“We have Christmas Eve mass scheduled at midnight and it’s a ticketed mass. Obviously, it’s free admission but given the fact that it is [in] such a high demand, we allow for people to reserve their seats well in advance,” Anderson said.

“It’s the spiritual center of New York City. It’s the focal point on Christmas Eve and Christmas Day mass and we do our best to accommodate the public. Our doors are always open."

While there are a limited number of seats at St. Patrick’s Cathedral to host everyone, Anderson said families with young children are welcome to attend a mass geared toward them at 5:30 p.m.

For the Christmas Eve candlelight service at Lakeside Baptist Church in Canton, Texas, church administrator Kim Adams said she expects a full house as usual.

“They do (show up for church),” Adams said of community members. “We normally have singing and about 30 minutes’ worth of preaching and they hold a candlelight service where everyone lights a candle.”

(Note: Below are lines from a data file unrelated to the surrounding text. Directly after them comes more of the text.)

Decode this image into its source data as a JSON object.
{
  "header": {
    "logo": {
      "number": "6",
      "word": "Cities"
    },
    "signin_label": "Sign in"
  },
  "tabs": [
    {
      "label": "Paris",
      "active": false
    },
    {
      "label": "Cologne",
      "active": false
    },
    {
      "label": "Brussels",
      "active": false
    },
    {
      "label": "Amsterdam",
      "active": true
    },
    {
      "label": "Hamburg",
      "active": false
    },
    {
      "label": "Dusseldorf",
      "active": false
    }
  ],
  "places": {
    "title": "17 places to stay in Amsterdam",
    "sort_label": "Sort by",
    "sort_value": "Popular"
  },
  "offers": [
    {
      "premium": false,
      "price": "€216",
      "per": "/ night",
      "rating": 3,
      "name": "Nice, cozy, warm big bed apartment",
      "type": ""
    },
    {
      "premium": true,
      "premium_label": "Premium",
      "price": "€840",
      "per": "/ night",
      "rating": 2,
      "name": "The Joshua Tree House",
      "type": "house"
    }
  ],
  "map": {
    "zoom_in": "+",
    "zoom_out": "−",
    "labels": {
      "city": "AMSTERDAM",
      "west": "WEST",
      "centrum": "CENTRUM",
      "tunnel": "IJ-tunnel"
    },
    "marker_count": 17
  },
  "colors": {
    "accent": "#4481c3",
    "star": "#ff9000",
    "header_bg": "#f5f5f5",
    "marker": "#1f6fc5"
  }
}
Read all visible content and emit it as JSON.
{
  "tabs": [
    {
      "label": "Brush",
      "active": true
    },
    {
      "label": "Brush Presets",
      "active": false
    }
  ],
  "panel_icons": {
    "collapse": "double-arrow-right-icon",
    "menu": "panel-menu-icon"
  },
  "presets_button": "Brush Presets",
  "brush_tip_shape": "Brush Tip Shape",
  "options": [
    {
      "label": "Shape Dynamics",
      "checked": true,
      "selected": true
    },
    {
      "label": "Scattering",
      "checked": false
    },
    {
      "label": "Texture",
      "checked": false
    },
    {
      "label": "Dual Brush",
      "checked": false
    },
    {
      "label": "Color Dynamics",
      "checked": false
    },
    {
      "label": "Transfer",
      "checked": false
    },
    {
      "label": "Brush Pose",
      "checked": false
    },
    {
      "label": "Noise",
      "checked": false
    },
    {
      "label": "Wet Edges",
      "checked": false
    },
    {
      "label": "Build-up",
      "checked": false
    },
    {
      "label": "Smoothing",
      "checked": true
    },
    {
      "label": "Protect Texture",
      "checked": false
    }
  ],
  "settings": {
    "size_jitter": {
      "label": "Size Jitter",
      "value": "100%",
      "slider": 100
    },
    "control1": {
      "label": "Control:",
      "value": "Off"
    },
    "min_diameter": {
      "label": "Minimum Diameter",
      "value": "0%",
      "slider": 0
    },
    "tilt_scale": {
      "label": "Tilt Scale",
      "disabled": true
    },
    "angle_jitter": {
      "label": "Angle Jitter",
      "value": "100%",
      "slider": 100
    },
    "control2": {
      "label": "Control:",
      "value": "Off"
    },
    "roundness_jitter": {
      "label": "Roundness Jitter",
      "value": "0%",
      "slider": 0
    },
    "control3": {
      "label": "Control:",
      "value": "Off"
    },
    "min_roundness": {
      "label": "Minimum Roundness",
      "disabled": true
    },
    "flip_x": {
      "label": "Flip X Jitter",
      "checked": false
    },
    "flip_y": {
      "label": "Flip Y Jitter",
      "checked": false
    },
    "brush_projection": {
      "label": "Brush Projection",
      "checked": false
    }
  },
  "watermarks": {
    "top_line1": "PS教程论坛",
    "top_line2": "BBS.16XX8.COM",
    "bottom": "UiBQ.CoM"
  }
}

Adams said she plans on being at the service with her family because from a personal standpoint, “Christmas is about celebrating the birth of Christ. His birth is what led to the crucifixion for salvation from our sins.”

One of the largest churches in the country, Joel Osteen’s Lakewood Church in Houston, Texas, will not be holding Christmas Eve services. But an official, who was not authorized to speak, explained to CP that the church has been observing the season with a monthlong promotion of Christmas music at the church. This past weekend Max Lucado, who recently shared that he was abused as a child, was a speaker.

At T.D. Jake’s The Potter’s House in Dallas, an administrator said their policy was similar to Lakewood Church’s.

For Calvary Bible Church in Grass Valley, California, a church official, who would only state her name as Lisa, said Christmas Eve services functioned as an important moment of bonding for members of their community. And the services traditionally attract large crowds.

“Regular attendees who have family in town and they bring their family members with them,” she said, describing the increased attendance on Christmas Eve.

A family at Life.Church in 2017. | (Photo: Life.Church)

“There is singing, there is Scripture reading, we usually have some children doing that. We usually do a video from our preschool enrichment program and then there is a message. We usually keep it right around an hour,” she said explaining that one earlier session at 4 p.m. is held for families with young children while a later service at 7:30 p.m. is geared toward adults.

“The whole meaning of Christmas is the birth of Christ and the hope that He gives. That’s the main emphasis, not all the secular type of influences that come in,” she said.

 

 

Sponsored

Most Popular

More In Church & Ministries